== Segment start ==
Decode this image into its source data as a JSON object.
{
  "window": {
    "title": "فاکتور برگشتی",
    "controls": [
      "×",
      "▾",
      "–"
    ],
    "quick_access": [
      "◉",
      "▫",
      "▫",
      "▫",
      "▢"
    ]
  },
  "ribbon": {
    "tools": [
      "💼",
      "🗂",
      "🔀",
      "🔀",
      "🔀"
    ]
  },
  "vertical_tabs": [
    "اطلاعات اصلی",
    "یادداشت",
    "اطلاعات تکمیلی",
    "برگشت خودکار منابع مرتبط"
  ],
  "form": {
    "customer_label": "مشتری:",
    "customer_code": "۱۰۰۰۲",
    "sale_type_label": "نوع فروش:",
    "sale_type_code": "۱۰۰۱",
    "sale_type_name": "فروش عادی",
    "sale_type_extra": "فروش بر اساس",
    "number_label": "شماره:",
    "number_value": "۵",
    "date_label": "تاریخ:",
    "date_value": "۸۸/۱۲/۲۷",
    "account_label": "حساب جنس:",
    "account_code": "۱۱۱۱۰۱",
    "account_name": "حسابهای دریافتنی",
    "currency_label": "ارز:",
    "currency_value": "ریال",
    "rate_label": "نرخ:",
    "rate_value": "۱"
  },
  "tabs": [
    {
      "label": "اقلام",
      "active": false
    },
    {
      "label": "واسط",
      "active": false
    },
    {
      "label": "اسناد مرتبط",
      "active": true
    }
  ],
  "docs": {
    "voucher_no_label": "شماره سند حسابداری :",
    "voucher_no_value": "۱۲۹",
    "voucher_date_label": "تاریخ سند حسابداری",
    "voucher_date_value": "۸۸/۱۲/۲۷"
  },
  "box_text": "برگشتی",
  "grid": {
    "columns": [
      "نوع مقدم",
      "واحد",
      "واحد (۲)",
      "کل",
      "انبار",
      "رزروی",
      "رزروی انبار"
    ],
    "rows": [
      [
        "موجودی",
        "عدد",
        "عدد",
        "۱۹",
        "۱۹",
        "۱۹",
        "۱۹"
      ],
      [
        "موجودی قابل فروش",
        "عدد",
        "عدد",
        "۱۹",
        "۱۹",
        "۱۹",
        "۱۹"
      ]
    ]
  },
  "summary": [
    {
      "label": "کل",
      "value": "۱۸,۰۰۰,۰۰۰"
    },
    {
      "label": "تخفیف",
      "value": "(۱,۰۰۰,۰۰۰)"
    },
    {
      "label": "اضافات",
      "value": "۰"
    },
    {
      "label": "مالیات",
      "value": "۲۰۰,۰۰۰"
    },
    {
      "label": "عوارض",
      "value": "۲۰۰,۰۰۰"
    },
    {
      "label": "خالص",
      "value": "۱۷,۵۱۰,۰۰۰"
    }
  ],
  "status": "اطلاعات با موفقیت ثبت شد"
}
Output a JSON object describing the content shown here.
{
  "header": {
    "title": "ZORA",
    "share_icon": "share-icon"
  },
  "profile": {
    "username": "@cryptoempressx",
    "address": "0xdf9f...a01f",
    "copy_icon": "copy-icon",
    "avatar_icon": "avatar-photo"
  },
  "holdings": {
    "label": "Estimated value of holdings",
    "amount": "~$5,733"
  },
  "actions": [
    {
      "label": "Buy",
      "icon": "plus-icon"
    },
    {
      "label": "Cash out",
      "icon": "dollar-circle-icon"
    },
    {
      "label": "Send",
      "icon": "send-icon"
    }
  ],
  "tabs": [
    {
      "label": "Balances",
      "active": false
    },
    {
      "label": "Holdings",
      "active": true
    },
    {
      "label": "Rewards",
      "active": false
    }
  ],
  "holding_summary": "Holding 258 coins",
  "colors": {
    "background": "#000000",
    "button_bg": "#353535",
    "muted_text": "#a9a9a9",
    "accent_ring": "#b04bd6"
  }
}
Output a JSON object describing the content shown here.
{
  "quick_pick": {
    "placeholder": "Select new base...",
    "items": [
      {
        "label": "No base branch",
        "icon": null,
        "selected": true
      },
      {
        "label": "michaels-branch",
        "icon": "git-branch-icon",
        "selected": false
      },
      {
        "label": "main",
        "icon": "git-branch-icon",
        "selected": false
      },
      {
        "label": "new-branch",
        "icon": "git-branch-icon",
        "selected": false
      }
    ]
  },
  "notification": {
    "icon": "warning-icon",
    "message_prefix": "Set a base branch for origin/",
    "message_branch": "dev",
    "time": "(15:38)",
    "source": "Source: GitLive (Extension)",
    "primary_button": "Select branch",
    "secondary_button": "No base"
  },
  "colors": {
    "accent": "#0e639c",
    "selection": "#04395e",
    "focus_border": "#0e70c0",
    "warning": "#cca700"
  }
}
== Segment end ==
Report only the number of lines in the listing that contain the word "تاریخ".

2